“We have been very clear that we are not a forced seller,” Mr Solomons said. “For us it’s about long-term value, the right contract and the right price.”

The group is still keeping the door open to the same buyer but has decided to widen the field to other parties, Mr Solomons said.

IHG, whose shareholders include the US activist investor Nelson Peltz, insisted its failure to close a sale would not impact a $500m share buyback programme, which starts in the fourth quarter.

The hotels giant, which has more than 4,500 hotels worldwide, on Tuesday posted a 1pc increase in third quarter revenue to $473m on pre-tax profits down 23pc to $150m owing to a $56m exceptional credit during the same period in 2011.
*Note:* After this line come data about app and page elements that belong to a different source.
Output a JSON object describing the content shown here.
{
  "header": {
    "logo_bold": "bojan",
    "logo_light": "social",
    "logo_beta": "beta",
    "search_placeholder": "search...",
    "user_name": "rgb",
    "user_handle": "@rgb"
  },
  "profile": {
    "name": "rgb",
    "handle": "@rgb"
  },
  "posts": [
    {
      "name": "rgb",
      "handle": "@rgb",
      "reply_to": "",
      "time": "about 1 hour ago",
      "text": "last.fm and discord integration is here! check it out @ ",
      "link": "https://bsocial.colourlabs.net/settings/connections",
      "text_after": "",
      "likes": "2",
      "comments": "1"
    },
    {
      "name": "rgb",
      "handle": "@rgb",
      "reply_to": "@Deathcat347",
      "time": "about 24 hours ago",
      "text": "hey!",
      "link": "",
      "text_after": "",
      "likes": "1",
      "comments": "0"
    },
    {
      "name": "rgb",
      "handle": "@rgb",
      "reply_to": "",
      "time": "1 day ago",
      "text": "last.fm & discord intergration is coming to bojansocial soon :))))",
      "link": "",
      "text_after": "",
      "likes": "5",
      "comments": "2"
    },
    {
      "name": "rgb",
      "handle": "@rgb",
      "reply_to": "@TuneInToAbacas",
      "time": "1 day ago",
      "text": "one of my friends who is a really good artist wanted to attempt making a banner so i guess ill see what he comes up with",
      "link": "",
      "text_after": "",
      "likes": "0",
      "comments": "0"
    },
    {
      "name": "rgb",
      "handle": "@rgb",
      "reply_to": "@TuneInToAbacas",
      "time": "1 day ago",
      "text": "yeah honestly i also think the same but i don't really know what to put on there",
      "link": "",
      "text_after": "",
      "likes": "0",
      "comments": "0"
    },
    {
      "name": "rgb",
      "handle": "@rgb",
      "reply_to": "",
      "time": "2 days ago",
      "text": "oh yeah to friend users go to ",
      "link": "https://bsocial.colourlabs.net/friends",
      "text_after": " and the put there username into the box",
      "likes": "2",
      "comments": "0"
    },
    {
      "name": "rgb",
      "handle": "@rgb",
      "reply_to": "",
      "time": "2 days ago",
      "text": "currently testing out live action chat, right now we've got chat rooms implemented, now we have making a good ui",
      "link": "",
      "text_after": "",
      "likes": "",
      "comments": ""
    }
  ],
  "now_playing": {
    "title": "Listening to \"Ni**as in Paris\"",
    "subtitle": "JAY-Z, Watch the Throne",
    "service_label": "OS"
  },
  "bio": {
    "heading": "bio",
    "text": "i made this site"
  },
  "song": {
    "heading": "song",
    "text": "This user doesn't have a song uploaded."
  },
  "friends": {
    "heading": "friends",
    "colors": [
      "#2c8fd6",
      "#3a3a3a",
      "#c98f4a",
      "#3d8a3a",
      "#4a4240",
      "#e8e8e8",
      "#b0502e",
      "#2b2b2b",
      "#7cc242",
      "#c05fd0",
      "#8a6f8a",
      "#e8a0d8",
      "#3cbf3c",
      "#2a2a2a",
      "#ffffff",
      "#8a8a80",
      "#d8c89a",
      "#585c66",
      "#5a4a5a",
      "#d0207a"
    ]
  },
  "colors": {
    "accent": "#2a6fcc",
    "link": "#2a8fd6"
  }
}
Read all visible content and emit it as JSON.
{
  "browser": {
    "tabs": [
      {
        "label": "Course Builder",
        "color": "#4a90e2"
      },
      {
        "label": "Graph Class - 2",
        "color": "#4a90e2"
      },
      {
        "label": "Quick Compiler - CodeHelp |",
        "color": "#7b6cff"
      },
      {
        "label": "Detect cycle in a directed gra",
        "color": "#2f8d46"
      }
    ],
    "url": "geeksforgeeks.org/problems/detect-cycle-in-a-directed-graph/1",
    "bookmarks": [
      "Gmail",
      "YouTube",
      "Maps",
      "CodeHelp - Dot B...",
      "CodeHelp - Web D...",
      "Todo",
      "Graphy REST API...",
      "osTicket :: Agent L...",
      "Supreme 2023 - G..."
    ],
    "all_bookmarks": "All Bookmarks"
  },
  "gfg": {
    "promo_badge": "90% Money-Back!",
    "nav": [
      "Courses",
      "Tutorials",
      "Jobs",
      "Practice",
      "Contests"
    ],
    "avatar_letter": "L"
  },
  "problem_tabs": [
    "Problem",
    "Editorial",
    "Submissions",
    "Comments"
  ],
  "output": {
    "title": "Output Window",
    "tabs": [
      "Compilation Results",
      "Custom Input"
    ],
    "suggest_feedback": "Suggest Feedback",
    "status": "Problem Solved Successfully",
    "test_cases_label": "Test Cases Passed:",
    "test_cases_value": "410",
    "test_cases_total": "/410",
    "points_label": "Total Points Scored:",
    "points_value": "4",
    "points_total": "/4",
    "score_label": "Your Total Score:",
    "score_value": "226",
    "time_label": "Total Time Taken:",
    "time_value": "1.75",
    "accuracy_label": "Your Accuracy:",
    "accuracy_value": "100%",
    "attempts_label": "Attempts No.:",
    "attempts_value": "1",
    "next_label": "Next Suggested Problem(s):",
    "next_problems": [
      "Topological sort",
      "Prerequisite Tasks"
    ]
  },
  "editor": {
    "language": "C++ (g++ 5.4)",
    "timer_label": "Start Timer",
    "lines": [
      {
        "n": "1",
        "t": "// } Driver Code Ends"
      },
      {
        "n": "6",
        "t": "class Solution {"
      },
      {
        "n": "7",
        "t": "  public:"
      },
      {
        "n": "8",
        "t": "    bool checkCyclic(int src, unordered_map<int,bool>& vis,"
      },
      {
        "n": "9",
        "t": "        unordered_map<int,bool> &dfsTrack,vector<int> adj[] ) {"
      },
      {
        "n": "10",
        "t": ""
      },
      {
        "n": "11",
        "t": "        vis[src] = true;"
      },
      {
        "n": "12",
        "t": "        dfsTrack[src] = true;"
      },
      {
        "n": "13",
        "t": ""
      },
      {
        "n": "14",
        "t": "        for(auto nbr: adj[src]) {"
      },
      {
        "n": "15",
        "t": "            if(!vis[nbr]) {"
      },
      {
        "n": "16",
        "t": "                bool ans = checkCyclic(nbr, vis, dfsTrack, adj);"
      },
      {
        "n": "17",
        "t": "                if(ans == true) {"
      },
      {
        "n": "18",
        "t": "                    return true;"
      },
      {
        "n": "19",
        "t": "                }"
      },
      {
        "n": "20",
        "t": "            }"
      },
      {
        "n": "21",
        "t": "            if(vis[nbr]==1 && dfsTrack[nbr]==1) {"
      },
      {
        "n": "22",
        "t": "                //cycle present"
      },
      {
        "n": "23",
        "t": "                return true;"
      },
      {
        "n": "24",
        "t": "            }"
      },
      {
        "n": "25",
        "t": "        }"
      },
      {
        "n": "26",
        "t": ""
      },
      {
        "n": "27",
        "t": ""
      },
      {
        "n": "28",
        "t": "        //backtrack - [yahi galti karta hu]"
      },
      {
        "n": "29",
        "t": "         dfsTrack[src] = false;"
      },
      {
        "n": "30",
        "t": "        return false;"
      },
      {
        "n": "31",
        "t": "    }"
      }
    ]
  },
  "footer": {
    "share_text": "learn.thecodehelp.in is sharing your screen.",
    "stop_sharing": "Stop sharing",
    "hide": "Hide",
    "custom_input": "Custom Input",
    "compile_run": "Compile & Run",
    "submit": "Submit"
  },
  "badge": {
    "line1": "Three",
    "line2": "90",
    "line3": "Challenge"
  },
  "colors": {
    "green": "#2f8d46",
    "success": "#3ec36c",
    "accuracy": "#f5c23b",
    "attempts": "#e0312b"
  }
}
Despite the “challenging” economic headwinds battering many of IHG’s markets, Mr Solomons remained upbeat about the group’s ability to continue outperforming the rest of the industry and to drive revenues as it expands rapidly, particularly in China.

Globally it has 1,042 hotels in the pipeline, 40pc of which are already under construction.

But the hotels chief did acknowledge revenue per available room – a key metric in the industry – in China could be impacted for “some months” by imminent changes to the Communist party leadership.

“In China the linkage between business and government is much more than in most other markets so the decisions around activity have all slowed down. Big meetings are not taking place,” Mr Solomons said.

RevPAR in China fell 0.9pc in September and 0.3pc in October, also due to the dispute with Japan over the Senkaku, or Diaoyu, islands in the East China Sea, which prompted a reduction in the number of Japanese tourists to cities such as Hong Kong.

Rival hotels group Starwood, which owns the Sheraton and Westin brands, recently cut its forecast for RevPAR growth due to the slowdown in China.

However, Mr Solomons argued the current issues in China were “short-term” and he was “very, very confident” about the longer-term outlook for the market.

IHG has been accused by the Office of Fair Trading of alleged price-fixing – a charge it refutes.